Southern Growers are looking North for opportunity and property continues to sell
for strong prices. The Melon Industry in the North has had a purple patch and for the first time has eclipsed $80M, fast gaining on Mangoes. Our key commodity mangoes have been flat for several years but should see the new plantings coming online in the coming 12-24 months and with others looking to enter the sector we should see mangoes growing strongly.
Significant Citrus plantings, continued expansion of cotton, and other broadacre crops will see our farm gate value continue to rise. The completion of the Cotton Gin is close and with that we will see many new entrants into this sector and the cotton industry grow strongly over the coming period. Both the Federal and Territory Governments continue to support this expansion through Research and Development projects.
Biosecurity is an ever-present threat to our industry. Again, we have seen an outbreak of Banana Freckle and my deepest sympathies go out to our growers that have again been caught up in a major eradication program. I sincerely hope that our growers can get back on their feet as quickly as possible.
The Territory and Federal Governments have invested heavily into Biosecurity funding measures in 2022, being driven in no small part to the news that both Foot and Mouth Disease and Lumpy Skin Disease are on our doorstep in Asia. The plant industry has much experience and knowledge about pest and disease incursions and our advice would be “Do everything you can to keep it out.”

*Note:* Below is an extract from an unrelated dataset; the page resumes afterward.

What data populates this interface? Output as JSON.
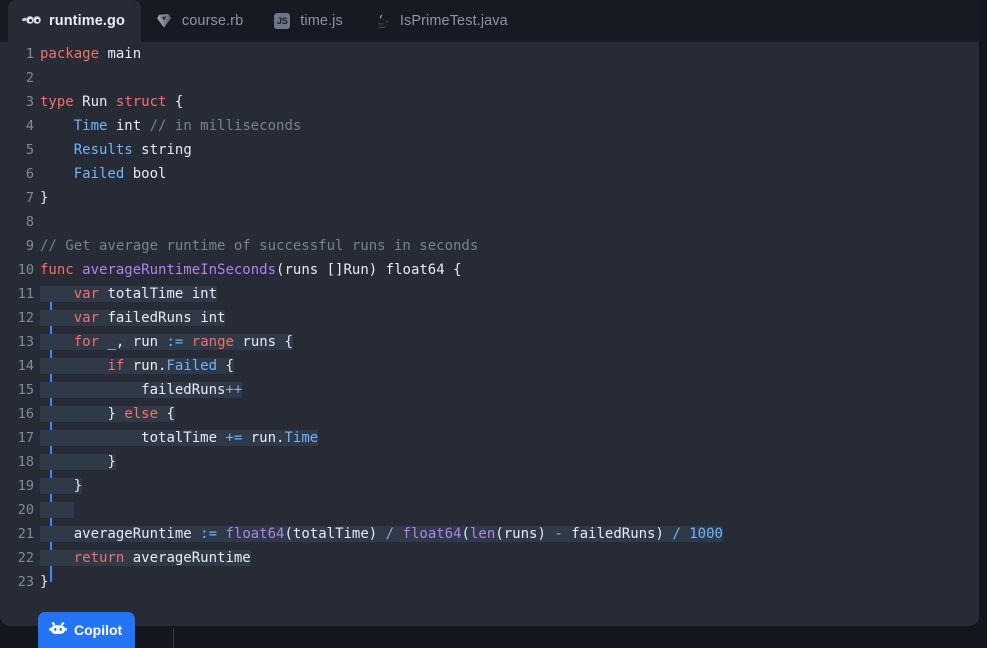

A timely reminder to revisit your current Biosecurity Plan and ensure it is strong, current and will do everything it can to protect your business. If you need a hand with preparing or updating your biosecurity plan, please reach out to NT Farmers and we can assist with this important part of your business.
A couple of the key highlights for 2022 were the Export Facility at the Darwin Airport starting to export both pumpkins and melons on scale throughout the year and then recently the ‘Mango Express’ flying out weekly to service key markets in Asia like Singapore, Dubai and Korea. A special acknowledgment to all the growers that made all the exports possible – thank you.

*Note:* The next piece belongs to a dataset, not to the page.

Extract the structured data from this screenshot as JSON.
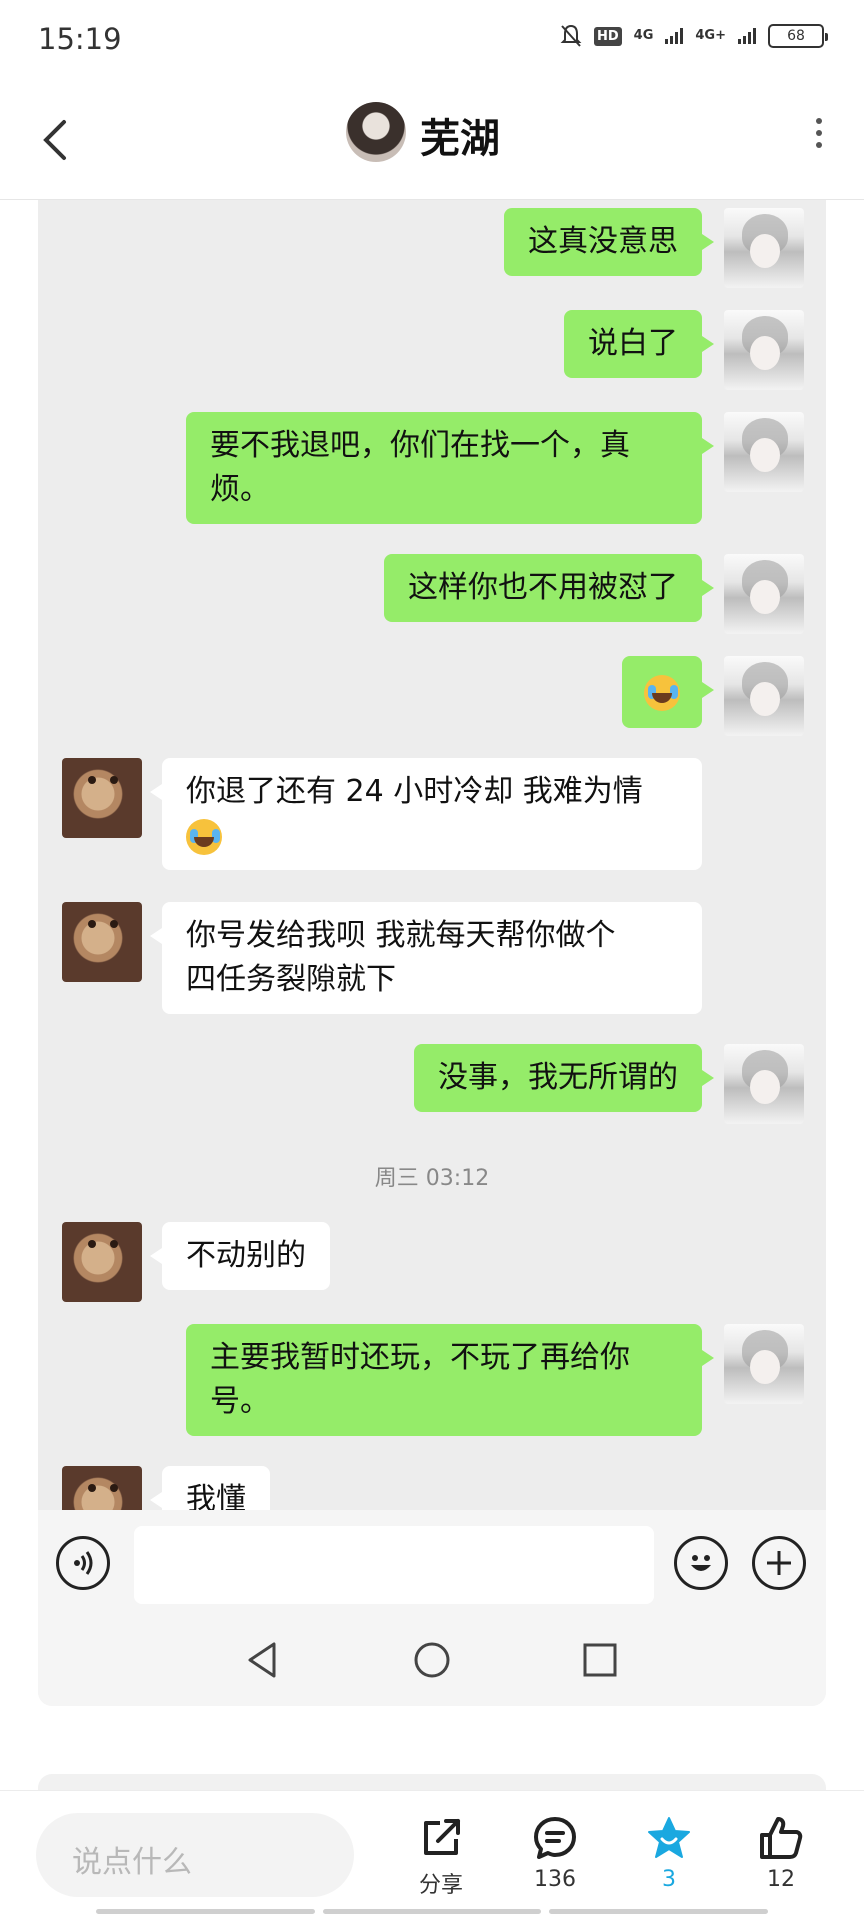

The Draft Surface Water Take policy is finally out and strikes a good balance of protecting environmental flows and aspirations of industry to grow and expand. This policy is currently out for comment and I urge all stakeholders to take the time to respond to this important regulatory piece of work.
Water will continue to be a decisive issue, but with strong leadership NT Farmers will continue to engage in an honest and transparent manner, speak in fact and support strong water legislation and policy. Our responsibility as an industry is to ensure that the environment is protected, that industry abides by the decisions of the umpire and always seeks to have a balanced and fair view of water planning.
The Northern Territory Government has long stated that water charging will be introduced for some industries over the coming years, we as an industry need to start to understand what this means and how it will be implemented. There is little point arguing that agriculture should be immune from water charging, the reality is that it is coming, and we need your ideas and support to ensure it does not have a major affect on our industry. Early 2023 (January) NT Farmers will be circulating a response to water charging debate and will be keen to hear your views.
To the staff of NT Farmers, thank you for your efforts and commitment shown throughout 2022. You are all wonderful and make my job enjoyable every day. To the Board of NT Farmers who give so much time freely to direct the ship – thank you.
To our many stakeholders – stay engaged, remember we are stronger together, and I look forward to seeing you all at Food Futures in May 2023.
Merry Christmas. Have a relaxing time over the holidays and make sure you look after yourselves. NT Farmers are proud to serve such an awesome group of farmers.
CEO NT Farmers Association